Time for a Makeover at Mount Rushmore?

Stephen F. Knott

August 1, 2008

Partisanship has been a part of the American experience since 1787, but a relatively new conception of the presidency has taken a toll on the office regardless of whether the occupant is a Republican or a Democrat. President John McCain or President Barack Obama can expect to be attacked not only in unreliable internet blogs and by an increasingly superficial news media, but by the courts as well. Conspiracy theories dominate both sides of the partisan divide, perhaps more than ever, with each side believing that assertive presidential actions are somehow “criminal” and that the courts must intervene to compensate for congressional “passivity.”

Both George W. Bush and Bill Clinton had their scandals, but many of the “scandals” amounted to nothing, although they did produce a windfall for various Special Prosecutors along with the EIB Network and Countdown with Keith Olbermann. Both presidencies rightly invoked executive privilege to protect internal White House policy debates: President Clinton for Hillary Clinton’s health care task force, Bush for Vice President Cheney’s energy task force, and both were lambasted for this “abuse” of power. Clinton attempted, as he should have, to extend executive privilege to his Secret Service detail, only to be rebuffed by the courts. Both were accused of using military force to distract from their domestic political problems. Arguably, Bush’s alleged abuses of power rise to a higher level than Clinton’s, although it is also arguable that many of Bush’s “abuses” were the result of wartime, or at least a near wartime, situation. Nonetheless, both presidents were subject to judicial rulings curtailing legitimate exercises of presidential authority. These rulings provided fuel to partisans convinced that their opponents were engaged in illegal actions.

The slide toward the criminalization of presidential politics began in Watergate era, although the Supreme Court’s decision in Morrison v. Olsen in 1988, where the court upheld the constitutionality of independent counsels, accelerated the process. By the end of the Clinton administration, after years of investigating land deals and the cover-up of an extramarital affair, Justice Scalia’s lone dissent in the Olsen case was partially vindicated: “I fear the Court has permanently encumbered the Republic with an institution that will do it great harm.” It did do great harm, but fortunately not permanently. When the Supreme Court ruled in Clinton v. Jones (1997) that President Clinton must testify in a civil suit unrelated to his actions as president, the judiciary again overreached, and unleashed a whirlwind culminating in a failed impeachment. And now we have the recent Boumediene v. Bush (2008) case—regardless of your stance on the rights of non-combatants, the court in this instance granted itself a role that throughout much of its history it left to the elected branches.

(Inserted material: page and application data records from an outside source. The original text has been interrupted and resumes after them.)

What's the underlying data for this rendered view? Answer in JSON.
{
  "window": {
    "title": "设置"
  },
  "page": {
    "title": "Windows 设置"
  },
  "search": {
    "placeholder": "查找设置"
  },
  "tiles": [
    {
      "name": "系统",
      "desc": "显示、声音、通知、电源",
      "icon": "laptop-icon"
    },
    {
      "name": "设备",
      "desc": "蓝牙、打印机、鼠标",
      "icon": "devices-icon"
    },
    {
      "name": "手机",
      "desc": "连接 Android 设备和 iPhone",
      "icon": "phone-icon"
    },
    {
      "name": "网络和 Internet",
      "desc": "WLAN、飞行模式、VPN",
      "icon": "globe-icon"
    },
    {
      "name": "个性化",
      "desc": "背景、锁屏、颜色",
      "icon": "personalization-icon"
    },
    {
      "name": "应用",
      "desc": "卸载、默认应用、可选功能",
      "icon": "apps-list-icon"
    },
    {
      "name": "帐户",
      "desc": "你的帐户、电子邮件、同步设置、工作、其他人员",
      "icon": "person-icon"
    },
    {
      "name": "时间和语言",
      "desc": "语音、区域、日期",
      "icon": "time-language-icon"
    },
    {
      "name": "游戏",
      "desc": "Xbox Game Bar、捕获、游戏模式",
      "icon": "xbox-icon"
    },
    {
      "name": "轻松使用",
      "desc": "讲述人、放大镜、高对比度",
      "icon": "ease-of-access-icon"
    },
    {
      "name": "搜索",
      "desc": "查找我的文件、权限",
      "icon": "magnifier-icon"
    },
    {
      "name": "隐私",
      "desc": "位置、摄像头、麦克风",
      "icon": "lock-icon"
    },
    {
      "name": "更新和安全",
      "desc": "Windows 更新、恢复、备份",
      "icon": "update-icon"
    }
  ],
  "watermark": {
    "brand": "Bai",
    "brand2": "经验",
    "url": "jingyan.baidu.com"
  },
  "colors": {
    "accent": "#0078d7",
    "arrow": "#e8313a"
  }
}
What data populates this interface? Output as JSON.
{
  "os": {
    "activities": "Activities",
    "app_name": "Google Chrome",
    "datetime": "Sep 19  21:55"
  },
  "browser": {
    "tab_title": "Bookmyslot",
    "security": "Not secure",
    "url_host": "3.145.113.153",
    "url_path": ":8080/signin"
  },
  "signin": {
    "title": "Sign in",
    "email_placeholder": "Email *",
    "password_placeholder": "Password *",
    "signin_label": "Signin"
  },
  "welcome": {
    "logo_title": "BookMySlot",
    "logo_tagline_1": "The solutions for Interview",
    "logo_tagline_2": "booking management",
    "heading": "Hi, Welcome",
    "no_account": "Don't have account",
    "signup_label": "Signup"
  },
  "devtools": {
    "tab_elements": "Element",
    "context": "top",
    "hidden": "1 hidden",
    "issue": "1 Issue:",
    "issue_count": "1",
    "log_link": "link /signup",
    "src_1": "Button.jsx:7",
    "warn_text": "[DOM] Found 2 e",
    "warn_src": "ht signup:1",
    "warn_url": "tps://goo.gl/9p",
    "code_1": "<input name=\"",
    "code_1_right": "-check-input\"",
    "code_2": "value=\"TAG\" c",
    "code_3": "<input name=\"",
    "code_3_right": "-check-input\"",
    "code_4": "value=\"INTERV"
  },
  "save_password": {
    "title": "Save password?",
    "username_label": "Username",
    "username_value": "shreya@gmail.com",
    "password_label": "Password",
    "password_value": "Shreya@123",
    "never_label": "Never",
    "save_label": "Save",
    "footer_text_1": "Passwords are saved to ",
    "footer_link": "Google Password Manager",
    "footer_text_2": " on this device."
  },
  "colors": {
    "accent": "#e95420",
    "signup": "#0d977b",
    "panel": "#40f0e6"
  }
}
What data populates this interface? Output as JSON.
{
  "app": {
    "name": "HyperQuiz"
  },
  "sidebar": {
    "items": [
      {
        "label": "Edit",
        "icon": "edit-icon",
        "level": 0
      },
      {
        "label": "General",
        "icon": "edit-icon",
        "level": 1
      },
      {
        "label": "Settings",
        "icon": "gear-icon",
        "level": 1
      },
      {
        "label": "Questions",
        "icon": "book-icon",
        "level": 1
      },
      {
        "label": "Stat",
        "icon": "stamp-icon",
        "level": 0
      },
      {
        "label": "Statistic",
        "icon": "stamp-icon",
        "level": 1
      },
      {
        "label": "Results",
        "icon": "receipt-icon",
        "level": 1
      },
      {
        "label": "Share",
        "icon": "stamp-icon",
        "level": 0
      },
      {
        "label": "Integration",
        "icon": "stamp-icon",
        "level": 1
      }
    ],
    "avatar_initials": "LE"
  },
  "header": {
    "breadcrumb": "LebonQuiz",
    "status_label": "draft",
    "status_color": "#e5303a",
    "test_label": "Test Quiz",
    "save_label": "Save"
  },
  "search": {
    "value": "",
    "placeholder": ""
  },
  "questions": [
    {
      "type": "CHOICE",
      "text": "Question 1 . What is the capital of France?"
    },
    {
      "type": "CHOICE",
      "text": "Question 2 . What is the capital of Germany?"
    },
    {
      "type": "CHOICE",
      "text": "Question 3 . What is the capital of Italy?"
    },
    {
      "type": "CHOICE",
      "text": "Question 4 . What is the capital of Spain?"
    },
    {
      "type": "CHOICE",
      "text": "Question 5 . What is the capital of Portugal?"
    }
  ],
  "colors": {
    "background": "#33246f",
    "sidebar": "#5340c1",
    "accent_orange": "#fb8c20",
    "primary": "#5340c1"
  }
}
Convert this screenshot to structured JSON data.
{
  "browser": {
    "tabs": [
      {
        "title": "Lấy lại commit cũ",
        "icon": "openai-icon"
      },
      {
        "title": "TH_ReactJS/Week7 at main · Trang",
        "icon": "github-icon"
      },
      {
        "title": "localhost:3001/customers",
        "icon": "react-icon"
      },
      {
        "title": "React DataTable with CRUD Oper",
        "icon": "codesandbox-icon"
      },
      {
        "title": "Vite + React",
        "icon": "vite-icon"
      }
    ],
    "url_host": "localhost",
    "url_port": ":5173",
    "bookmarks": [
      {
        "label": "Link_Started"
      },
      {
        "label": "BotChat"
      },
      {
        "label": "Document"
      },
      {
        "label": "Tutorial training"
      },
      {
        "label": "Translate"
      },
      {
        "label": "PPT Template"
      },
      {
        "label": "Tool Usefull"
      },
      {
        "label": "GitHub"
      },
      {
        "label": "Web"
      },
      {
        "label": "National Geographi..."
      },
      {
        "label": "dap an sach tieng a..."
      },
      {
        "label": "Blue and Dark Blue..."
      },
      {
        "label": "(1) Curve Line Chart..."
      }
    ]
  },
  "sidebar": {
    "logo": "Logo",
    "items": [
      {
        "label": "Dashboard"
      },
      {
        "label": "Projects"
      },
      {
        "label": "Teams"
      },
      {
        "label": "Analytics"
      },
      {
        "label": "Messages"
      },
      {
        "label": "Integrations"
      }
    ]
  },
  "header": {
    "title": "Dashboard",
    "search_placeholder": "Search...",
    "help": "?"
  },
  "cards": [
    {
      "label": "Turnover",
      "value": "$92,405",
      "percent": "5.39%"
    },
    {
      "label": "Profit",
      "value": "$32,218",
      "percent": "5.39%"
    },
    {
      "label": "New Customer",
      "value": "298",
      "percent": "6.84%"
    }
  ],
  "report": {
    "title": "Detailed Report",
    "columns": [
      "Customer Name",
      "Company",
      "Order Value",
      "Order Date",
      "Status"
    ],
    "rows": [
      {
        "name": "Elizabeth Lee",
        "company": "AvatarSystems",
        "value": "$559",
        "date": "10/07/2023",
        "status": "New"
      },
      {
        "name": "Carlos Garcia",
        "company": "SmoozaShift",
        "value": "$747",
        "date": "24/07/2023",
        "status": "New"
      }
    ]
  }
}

This was judicial activism at its worst: the court’s “political questions doctrine,” the idea of deferring to the elected branches of government on matters falling under their purview, is, for all practical purposes, dead. Simply put, Congress could, among other things, set the rules regarding the treatment of non-combatants, or shut down Guantanamo tomorrow if it chose to do so.

The current debate over these issues would be enhanced by an understanding that expansive notions of presidential power, particularly in the national security arena, are as old as the American Constitution. The authors of The Federalist Papers argued for an “energetic executive” characterized by “decision, activity, secrecy, and dispatch.” Thomas Jefferson’s conception of executive power would have inflamed a 19th century “blogger”: “On great occasions every good officer must be ready to risk himself in going beyond the strict line of the law,” and he added that there were “extreme cases where the laws become inadequate to their own preservation, and where the universal recourse is a dictator.…” Lincoln suspended habeas corpus and was branded a tyrant, while Teddy Roosevelt derided the view that the president could not act “unless he could find some specific authorization for it. My belief was that it was not only his right but his duty to do anything that the needs of the nation demanded.… I did not usurp power, but I did greatly broaden the use of executive power.…”

If the nation is celebrating the wrong presidents then a debate in this election year regarding the appropriate parameters of presidential power would benefit both the candidates and the country. Or we can continue to muddle along, condemning legitimate exercises of executive power and encouraging the judiciary to preempt the powers of the elected branches of government. While President Clinton and President Bush both made mistakes, the fact is that failure is not criminality. While both had their scandals, so did their predecessors. Their partisan detractors to the contrary, both acted in a manner consistent with the principles and practices of their presidential forebears. If you believe that either of these men are criminals, then have the intellectual honesty to re-evaluate the 40 men who preceded them. No one wants an “imperial presidency,” but one should want a presidency checked by Congress, not the courts. Politics, never a vocation for the pure and fainthearted, is nonetheless preferable to government by judicial fiat. Short of this, we might as well sandblast Mount Rushmore and replace Jefferson and his friends with Justice Anthony Kennedy and his colleagues.

Stephen F. Knott is an Associate Professor of National Security Studies at the U.S. Naval War College. The opinions expressed here are his own.